One of the most legendary hotels in Phoenix, the Westward Ho Hotel has been a defining landmark for nearly a century. As with many other hotels in the Phoenix area, the Westward Ho was constructed in response to the tourism boom of the 1920s. The automobile had made its way into the hands of the average American, and Phoenix beckoned as an ideal tourist destination. However, even in the multitude of blossoming hotels, it was plain to see that the Westward Ho would be something special. The building permit of $1,200,000 was the largest for any project in Phoenix history up to that time. At one point in 1926, the construction job was equal to about half the building activity in Phoenix.

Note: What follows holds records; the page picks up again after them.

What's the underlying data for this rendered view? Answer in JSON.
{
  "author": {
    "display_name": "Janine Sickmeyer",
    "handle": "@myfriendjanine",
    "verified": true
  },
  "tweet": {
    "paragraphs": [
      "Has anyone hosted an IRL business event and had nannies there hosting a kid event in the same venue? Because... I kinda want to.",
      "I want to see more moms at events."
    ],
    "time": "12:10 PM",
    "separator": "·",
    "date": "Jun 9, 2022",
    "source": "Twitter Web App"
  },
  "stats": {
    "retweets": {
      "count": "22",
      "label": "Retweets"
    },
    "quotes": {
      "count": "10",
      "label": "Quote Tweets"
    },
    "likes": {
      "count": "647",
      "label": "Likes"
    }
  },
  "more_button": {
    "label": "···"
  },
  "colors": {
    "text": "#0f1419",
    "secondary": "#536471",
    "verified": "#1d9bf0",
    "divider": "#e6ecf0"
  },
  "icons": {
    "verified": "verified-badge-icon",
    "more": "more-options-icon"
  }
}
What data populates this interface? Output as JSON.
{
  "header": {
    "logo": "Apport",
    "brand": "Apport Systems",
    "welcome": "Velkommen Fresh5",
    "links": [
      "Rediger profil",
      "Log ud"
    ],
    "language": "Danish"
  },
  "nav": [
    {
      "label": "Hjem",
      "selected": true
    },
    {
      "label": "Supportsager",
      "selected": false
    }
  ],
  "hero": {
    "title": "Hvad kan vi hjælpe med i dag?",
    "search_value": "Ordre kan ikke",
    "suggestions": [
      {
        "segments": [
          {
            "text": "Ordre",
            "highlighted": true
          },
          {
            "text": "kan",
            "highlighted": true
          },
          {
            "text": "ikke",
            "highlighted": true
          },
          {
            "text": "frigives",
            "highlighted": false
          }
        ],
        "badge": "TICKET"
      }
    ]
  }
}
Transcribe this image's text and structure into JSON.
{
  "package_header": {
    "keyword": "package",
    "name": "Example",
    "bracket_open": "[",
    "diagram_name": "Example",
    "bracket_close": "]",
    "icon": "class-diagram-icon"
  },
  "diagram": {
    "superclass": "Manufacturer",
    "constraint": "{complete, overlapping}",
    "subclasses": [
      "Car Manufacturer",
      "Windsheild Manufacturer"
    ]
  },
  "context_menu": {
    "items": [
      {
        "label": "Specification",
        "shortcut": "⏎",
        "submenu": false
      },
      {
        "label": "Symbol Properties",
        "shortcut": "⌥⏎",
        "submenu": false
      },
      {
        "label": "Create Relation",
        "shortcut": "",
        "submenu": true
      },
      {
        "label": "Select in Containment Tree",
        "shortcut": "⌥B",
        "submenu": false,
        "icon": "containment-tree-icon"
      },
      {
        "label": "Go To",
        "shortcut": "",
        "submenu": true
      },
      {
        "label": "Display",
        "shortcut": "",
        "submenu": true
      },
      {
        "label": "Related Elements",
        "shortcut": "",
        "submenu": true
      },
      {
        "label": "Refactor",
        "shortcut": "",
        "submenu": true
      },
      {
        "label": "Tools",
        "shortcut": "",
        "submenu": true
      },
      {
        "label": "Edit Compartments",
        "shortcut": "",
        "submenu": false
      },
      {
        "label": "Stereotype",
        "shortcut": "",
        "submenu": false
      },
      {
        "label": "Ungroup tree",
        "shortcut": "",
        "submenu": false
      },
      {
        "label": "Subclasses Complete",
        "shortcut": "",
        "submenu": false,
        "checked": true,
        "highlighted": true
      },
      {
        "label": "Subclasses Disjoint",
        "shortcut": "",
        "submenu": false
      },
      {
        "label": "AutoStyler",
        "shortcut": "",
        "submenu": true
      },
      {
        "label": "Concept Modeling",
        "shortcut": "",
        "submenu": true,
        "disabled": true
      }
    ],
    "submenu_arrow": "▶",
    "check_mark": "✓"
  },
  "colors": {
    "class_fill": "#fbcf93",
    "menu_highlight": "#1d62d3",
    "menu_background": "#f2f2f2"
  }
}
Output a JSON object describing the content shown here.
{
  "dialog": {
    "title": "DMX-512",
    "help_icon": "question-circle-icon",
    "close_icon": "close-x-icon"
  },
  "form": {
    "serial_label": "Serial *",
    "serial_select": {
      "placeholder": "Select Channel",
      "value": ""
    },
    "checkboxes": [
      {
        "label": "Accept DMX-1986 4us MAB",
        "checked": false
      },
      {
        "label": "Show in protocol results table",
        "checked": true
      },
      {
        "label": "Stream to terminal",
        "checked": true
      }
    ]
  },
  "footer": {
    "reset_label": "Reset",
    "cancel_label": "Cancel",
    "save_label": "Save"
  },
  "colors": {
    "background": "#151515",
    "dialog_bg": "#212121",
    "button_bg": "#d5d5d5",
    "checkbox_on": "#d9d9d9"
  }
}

Though the initial work was completed in 1928, the building wasn’t truly finished quite yet. In the fall of 1940, the Westward Ho received its iconic radio tower and antenna, used to broadcast programs from Arizona’s very first television station. Even when the station relocated, the hotel held onto the antenna, as it had already achieved landmark status.
Though it may be surrounded by skyscrapers today, the antenna brought the Westward Ho to a staggering five-hundred-foot height, making it the tallest building in Phoenix for a time. Over the decades, several different owners set up shops in the retail storefronts of the Westward Ho along Central Avenue and Fillmore Street.
The hotel sheltered guests for over 50 years until it was officially closed to the public in the 1980s. The new owners then converted the hotel into low-income apartment homes for the elderly and the disabled.
In 2016, Arizona State University leased and renovated office space on the first floor, encompassing much of the original retail space and the Concho Room ballroom. Housing two ASU research centers focused on behavioral health, staff and students of ASU are embedded in the Westward Ho community providing services to the residents.